Agreement on the Conservation of Albatrosses and Petrels

Dead or alive? Plastic loads vary with sampling technique in Flesh-footed Shearwaters

 Lavers Env Pollution
Graphical abstract from the publication

Jennifer Lavers (Institute for Marine and Antarctic Studies, University of Tasmania, Battery Point, Australia) and colleagues have published in the journal Environmental Pollution on plastic ingestion by Flesh-footed Shearwaters Ardenna carneipes on Australia’s Lord Howe Island.

Flesh footed Shearwater 2 Kirk Zufelt
Flesh-footed Shearwater at sea, photograph by Kirk Zufelt

The paper’s abstract follows:

“The world's oceans are under increasing pressure from anthropogenic activities, including significant and rapidly increasing inputs of plastic pollution. Seabirds have long been considered sentinels of ocean health, providing data on physical and chemical pollutants in their marine habitats. However, long-term data that can elucidate important patterns and changes in seabird exposure to marine pollutants are relatively limited but are urgently eeded to identify and support effective policy measures to reduce plastic waste. Using up to 12 years of data, we examined the benefits and challenges of different approaches to monitoring plastic in seabirds, and the relationship between plastic and body size parameters.
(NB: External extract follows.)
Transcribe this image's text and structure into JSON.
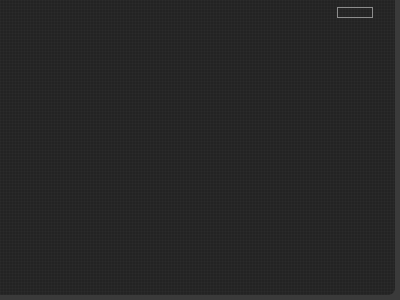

We found the mass and number of ingested plastics per bird varied by sample type, with lavage and road-kill birds containing less plastic (9.17–9.33 pieces/bird) than beach-washed or otherwise dead birds (27.62–32.22 pieces/bird). Beached birds therefore provide data for only a particular subset of the population, mostly individuals in poorer body condition, including those severely impacted by plastics. In addition, the mass and number of plastics in beached birds were more variable, therefore the sample sizes required to detect a change in plastic over time were significantly larger than for lavaged birds. The use of lavaged birds is rare in studies of plastic ingestion due to ethical and methodological implications, and we recommend future work on ingested plastics should focus on sampling this group to ensure data are more representative of a population's overall exposure to plastics.”

Reference:

Lavers, J.L., Hutton, I. & Bond, A.L. 2021.  Temporal trends and interannual variation in plastic ingestion by Flesh-footed Shearwaters (Ardenna carneipes) using different sampling strategies.  Environmental Pollution 290. doi.org/10.1016/j.envpol.2021.118086.

John Cooper, ACAP Information Officer, 08 September 2021